And, of course, the fashion for increasingly heavy statement earrings puts extraordinary strain on earlobes over the years. Sometimes, they also distort piercing holes into long slits, which in extreme cases have to be sewn up.
Dr Taylor-Barnes says: ‘In the Eighties, women used to wear those big, hoop earrings which could get snagged on clothes when they were undressing and rip the earlobe. There are a lot of women with ears like that who are reaching their 60s today.’
All this accelerates the natural elongation of the lobes which happens as levels of collagen and elastin in the skin fall — around 1.5 per cent a year after the age of about 30.
‘This is also made worse by a drop in oestrogen in the menopause which causes collagen to break down in the skin,’ adds Dr Taylor-Barnes.
According to a study by the British Medical Journal, our earlobes already lengthen by an average of 0.22mm a year owing to the breakdown of these fibres. Plastic surgeons say around 75 per cent of patients asking about facial rejuvenation also have elongated earlobes — and are having them fixed at the same time.
Surgeons have found a way of cutting, trimming and re-attaching the earlobe without leaving visible scars under local anaesthetic. But is it really such a good idea to add one more item to the anti-ageing wish list?
Once some women realise such treatments exist, experts say they automatically start to believe there must be a problem to fix.
Psychologist Deanne Jade, founder of the National Centre for Eating Disorders, says the emergence of treatments such as ear rejuvenation has merely created one more area for women to worry about.
‘If a body part starts attracting this kind of attention, then we start scrutinising it anxiously, and it can then appear “worse” than it is. It then becomes a “problem” for which a solution has to be found.’
Fleur Kinally, a 55-year-old former nurse from Guildford, Surrey, doesn’t regret having her earlobes treated. After years of wearing earrings, her lobes had drooped to the extent that studs and drops no longer sat at the correct angle.
But she didn’t want to give up wearing her beloved diamond earrings which her husband, Gerry, gave her eight years ago.
‘I’d been wearing earrings 15 hours a day, seven days a week for years. Putting them on is part of my daily ritual and I do feel undressed if I’m not wearing them.’
Just before Christmas, Fleur had dermal filler injected into each lobe. Now they have plumped up enough to hold the earrings in a much better position.
‘Before, the pull of a heavier earring was quite painful after a few hours,’ she explains. ‘Since the treatment, the pulling sensation isn’t there. Now I can wear them pain-free for an evening.’
As women tend to wear more jewellery as they get older — in part as a display of status — we are likely to notice our lobes much more, according to psychologist Deanne Jade. She says: ‘If we wear earrings for beautification or as a statement of wealth, we can end up looking at our ears every day.’

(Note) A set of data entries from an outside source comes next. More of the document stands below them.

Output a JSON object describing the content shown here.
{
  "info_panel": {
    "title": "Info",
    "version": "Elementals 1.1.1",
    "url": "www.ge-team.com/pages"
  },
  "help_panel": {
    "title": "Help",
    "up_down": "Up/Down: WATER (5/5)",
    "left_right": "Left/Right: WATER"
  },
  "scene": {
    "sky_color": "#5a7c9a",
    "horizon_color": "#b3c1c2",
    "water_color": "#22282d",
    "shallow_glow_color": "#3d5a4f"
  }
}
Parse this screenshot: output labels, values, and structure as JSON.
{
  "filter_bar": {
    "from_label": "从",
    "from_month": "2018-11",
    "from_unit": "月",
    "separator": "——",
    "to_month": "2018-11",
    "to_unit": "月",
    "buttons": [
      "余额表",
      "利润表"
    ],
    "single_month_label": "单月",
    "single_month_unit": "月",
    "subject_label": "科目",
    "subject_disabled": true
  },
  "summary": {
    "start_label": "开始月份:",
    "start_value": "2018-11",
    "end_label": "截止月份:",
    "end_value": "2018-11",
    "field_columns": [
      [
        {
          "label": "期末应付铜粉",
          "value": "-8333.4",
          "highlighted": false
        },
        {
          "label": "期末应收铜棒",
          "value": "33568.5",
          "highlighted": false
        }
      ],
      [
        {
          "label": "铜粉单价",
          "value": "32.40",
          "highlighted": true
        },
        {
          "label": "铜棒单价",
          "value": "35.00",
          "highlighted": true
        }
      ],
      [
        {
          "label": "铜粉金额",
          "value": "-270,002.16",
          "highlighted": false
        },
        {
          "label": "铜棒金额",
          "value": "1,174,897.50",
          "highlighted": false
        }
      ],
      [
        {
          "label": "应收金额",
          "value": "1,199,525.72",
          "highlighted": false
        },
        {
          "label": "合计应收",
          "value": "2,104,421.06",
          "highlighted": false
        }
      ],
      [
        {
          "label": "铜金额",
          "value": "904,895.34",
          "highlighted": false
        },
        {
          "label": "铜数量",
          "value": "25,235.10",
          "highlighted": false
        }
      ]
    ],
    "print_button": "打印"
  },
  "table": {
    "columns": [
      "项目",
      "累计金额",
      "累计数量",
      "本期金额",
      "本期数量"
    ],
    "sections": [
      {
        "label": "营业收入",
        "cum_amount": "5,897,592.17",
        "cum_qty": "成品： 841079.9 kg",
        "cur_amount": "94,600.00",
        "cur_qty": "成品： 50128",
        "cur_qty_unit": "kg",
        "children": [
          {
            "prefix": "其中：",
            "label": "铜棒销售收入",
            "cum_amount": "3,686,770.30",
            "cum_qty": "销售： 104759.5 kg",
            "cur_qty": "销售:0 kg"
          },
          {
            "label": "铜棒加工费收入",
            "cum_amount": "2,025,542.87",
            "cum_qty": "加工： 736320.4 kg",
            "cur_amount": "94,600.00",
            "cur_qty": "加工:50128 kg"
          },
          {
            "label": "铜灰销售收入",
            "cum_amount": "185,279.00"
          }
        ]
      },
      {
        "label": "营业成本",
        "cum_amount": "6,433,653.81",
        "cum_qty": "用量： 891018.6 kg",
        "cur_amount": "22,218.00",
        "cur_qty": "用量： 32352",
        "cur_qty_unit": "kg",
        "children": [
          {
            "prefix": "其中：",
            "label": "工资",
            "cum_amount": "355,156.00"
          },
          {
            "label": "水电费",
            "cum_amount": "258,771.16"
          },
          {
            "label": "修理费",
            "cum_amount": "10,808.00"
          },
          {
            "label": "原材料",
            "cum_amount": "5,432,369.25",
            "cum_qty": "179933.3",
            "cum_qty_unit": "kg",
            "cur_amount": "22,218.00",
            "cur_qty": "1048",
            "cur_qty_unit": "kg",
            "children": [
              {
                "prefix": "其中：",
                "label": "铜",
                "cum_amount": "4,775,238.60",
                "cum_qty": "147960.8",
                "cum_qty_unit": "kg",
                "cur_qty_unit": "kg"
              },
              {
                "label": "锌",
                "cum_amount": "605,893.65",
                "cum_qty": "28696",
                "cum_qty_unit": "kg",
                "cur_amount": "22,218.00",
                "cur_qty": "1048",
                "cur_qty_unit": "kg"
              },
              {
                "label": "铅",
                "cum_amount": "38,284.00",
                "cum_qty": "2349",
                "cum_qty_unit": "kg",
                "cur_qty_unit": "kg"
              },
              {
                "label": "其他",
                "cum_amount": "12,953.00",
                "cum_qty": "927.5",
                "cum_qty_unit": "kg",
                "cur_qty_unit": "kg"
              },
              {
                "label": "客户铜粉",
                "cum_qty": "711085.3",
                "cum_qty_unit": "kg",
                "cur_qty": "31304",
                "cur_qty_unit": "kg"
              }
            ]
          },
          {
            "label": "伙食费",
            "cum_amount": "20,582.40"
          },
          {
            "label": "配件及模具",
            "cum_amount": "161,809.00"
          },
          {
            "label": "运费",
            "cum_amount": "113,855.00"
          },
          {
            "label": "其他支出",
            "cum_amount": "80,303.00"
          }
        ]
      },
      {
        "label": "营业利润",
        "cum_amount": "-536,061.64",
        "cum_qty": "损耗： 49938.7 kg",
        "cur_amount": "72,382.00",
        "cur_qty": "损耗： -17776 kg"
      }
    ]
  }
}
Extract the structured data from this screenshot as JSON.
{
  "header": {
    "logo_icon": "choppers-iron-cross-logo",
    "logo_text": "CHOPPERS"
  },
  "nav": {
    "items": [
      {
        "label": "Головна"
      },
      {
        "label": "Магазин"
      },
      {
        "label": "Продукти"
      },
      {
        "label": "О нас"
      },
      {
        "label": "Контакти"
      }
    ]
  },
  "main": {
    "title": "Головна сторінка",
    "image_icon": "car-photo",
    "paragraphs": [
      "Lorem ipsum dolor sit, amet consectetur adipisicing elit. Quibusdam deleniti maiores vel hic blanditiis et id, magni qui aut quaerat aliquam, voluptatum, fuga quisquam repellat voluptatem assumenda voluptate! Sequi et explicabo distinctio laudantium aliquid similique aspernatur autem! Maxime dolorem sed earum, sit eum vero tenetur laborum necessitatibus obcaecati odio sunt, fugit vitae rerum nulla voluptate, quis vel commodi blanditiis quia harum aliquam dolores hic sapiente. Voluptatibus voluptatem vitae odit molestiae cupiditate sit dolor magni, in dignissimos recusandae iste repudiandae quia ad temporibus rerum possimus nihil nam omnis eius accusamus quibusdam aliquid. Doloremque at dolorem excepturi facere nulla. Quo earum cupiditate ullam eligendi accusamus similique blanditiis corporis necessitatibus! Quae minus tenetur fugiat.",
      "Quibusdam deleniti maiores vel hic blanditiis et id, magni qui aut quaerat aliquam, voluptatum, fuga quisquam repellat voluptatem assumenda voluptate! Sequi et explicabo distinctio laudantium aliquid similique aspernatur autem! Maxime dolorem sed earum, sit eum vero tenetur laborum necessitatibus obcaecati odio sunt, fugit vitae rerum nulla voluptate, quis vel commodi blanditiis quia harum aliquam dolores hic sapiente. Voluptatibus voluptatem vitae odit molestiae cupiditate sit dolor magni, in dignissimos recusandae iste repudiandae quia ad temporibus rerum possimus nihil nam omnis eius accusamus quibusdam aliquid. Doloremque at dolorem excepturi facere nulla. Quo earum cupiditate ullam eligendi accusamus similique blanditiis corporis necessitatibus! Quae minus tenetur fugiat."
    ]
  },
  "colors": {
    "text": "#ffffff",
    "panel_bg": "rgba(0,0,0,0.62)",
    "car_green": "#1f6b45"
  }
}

However Dr Taylor-Barnes, of The Real You Clinic in Richmond, Surrey, says one consolation is that earlobes, once plumped up, don’t need regular top-ups, unlike, say, the lips.
This is because the earlobes do not contain any muscle — which produces an enzyme called hyaluronidase which over time breaks down filler.
Dr Taylor-Barnes says: ‘When muscle contracts (as in the lips), it agitates the area and there is a secretion of the hyaluronidase enzyme which effectively breaks down the hyaluronic acid.’
For Susan, undergoing an ‘eartox’ was a small tweak which made a big difference to her confidence. Although she was told to wait for three to four days after the treatment, she couldn’t resist putting on her pearl earrings just for a few hours to show off her new look at a Christmas party.
She was also thrilled to get a new pair of dangly earrings from her husband Michael to celebrate her rejuvenated earlobes.
‘If anyone is looking at my ears now, I know it’s because of the earrings, not because my lobes are letting me down.’